Work instructions — Beginning with the first entry, print all the records exactly.

Information supplied —
----------

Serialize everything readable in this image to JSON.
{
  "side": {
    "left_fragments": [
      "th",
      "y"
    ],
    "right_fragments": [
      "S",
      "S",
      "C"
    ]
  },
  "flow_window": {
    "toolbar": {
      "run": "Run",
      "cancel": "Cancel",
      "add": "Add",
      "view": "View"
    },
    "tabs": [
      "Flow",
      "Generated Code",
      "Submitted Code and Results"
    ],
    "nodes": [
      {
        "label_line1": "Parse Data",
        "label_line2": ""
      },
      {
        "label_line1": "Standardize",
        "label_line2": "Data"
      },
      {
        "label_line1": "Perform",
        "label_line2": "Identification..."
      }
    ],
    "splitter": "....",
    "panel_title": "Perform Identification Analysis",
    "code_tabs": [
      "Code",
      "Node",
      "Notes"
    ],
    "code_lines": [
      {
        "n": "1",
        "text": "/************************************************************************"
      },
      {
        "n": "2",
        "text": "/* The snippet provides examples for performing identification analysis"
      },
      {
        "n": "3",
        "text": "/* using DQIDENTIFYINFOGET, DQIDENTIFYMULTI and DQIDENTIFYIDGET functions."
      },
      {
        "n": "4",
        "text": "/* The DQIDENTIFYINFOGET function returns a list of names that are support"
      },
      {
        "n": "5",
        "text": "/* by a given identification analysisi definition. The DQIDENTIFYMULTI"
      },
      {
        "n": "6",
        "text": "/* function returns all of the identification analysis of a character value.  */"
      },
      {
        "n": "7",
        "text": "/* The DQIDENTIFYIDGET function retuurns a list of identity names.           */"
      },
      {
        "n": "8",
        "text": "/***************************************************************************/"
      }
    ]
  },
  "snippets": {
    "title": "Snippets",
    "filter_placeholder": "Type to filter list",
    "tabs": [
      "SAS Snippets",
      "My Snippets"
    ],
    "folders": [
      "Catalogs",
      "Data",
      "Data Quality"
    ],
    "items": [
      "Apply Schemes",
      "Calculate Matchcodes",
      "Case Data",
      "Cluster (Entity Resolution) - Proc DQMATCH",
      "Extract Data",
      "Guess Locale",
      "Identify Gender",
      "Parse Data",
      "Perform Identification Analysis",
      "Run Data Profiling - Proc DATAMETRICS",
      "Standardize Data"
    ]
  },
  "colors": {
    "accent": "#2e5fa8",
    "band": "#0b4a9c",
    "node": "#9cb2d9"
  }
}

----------

Problem solution —
Serialize everything readable in this image to JSON.
{
  "side": {
    "left_fragments": [
      "th",
      "y"
    ],
    "right_fragments": [
      "S",
      "S",
      "C"
    ]
  },
  "flow_window": {
    "toolbar": {
      "run": "Run",
      "cancel": "Cancel",
      "add": "Add",
      "view": "View"
    },
    "tabs": [
      "Flow",
      "Generated Code",
      "Submitted Code and Results"
    ],
    "nodes": [
      {
        "label_line1": "Parse Data",
        "label_line2": ""
      },
      {
        "label_line1": "Standardize",
        "label_line2": "Data"
      },
      {
        "label_line1": "Perform",
        "label_line2": "Identification..."
      }
    ],
    "splitter": "....",
    "panel_title": "Perform Identification Analysis",
    "code_tabs": [
      "Code",
      "Node",
      "Notes"
    ],
    "code_lines": [
      {
        "n": "1",
        "text": "/************************************************************************"
      },
      {
        "n": "2",
        "text": "/* The snippet provides examples for performing identification analysis"
      },
      {
        "n": "3",
        "text": "/* using DQIDENTIFYINFOGET, DQIDENTIFYMULTI and DQIDENTIFYIDGET functions."
      },
      {
        "n": "4",
        "text": "/* The DQIDENTIFYINFOGET function returns a list of names that are support"
      },
      {
        "n": "5",
        "text": "/* by a given identification analysisi definition. The DQIDENTIFYMULTI"
      },
      {
        "n": "6",
        "text": "/* function returns all of the identification analysis of a character value.  */"
      },
      {
        "n": "7",
        "text": "/* The DQIDENTIFYIDGET function retuurns a list of identity names.           */"
      },
      {
        "n": "8",
        "text": "/***************************************************************************/"
      }
    ]
  },
  "snippets": {
    "title": "Snippets",
    "filter_placeholder": "Type to filter list",
    "tabs": [
      "SAS Snippets",
      "My Snippets"
    ],
    "folders": [
      "Catalogs",
      "Data",
      "Data Quality"
    ],
    "items": [
      "Apply Schemes",
      "Calculate Matchcodes",
      "Case Data",
      "Cluster (Entity Resolution) - Proc DQMATCH",
      "Extract Data",
      "Guess Locale",
      "Identify Gender",
      "Parse Data",
      "Perform Identification Analysis",
      "Run Data Profiling - Proc DATAMETRICS",
      "Standardize Data"
    ]
  },
  "colors": {
    "accent": "#2e5fa8",
    "band": "#0b4a9c",
    "node": "#9cb2d9"
  }
}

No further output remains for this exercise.